Task objective | Every line containing "word" should be identified and copied from the data below.

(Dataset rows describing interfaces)
☆ ☆ ☆ ☆
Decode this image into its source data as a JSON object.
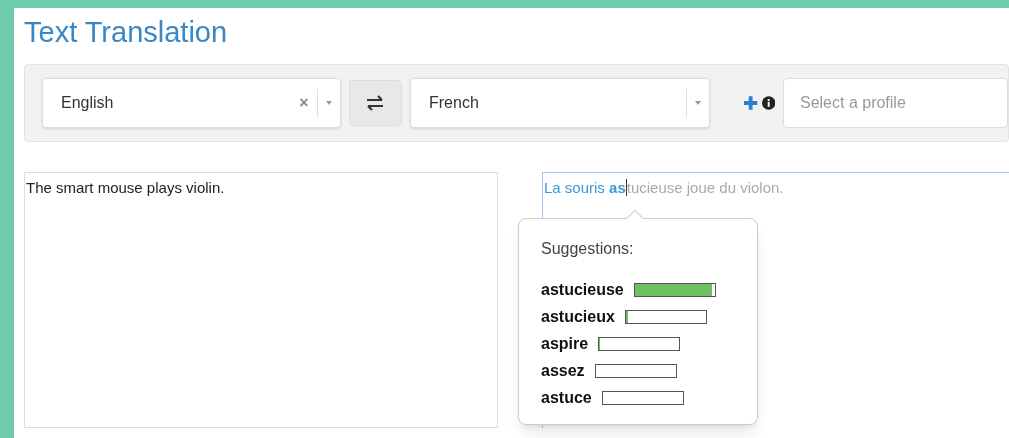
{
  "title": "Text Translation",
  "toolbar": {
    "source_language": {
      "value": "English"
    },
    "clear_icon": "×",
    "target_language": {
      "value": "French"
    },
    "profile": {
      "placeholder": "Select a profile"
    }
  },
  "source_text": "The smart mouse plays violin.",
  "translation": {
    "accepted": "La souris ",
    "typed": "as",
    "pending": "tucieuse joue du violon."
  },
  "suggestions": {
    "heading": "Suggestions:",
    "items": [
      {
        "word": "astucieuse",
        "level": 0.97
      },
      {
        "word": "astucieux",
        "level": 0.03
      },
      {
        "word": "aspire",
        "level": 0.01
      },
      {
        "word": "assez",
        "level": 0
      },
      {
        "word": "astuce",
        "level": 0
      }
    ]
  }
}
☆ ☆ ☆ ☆
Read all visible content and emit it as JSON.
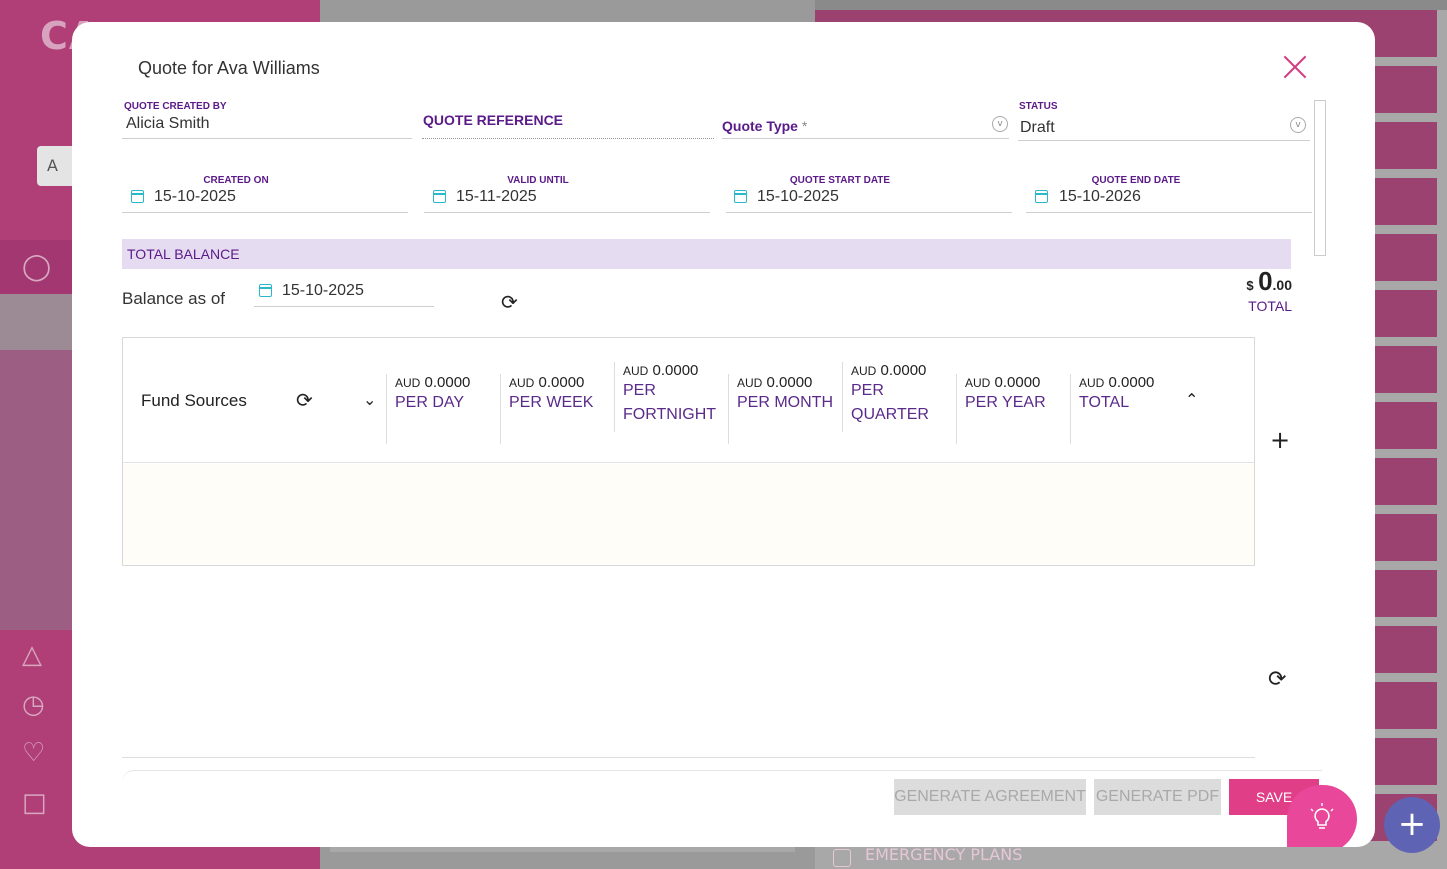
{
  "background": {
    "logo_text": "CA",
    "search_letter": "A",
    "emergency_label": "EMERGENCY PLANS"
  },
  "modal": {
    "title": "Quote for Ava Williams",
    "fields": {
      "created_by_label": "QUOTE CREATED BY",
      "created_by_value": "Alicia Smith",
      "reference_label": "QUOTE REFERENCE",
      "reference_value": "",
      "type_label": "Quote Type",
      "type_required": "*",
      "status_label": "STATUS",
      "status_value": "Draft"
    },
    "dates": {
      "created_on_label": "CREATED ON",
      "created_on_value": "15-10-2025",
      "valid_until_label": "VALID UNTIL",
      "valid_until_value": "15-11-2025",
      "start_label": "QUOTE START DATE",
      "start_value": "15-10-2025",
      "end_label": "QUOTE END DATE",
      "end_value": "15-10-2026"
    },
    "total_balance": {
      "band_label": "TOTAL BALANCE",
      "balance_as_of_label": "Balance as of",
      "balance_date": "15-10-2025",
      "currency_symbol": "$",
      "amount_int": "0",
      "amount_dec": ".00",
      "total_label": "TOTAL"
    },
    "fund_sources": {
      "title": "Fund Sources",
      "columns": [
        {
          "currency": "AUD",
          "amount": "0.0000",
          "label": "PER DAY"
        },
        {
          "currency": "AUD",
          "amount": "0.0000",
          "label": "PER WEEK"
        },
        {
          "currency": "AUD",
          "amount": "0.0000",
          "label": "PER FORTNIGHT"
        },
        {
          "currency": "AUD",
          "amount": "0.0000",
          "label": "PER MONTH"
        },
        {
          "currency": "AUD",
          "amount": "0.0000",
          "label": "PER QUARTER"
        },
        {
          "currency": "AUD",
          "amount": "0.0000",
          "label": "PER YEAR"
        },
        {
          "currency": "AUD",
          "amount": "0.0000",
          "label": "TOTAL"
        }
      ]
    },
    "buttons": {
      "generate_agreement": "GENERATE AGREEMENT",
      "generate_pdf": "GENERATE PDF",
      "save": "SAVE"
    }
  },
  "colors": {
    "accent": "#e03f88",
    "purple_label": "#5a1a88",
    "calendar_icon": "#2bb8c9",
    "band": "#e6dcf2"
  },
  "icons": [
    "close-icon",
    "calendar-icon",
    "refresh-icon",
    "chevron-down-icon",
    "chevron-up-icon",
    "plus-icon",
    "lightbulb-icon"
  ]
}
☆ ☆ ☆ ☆
Written solution |
        "word": "astucieuse",
        "word": "astucieux",
        "word": "aspire",
        "word": "assez",
        "word": "astuce",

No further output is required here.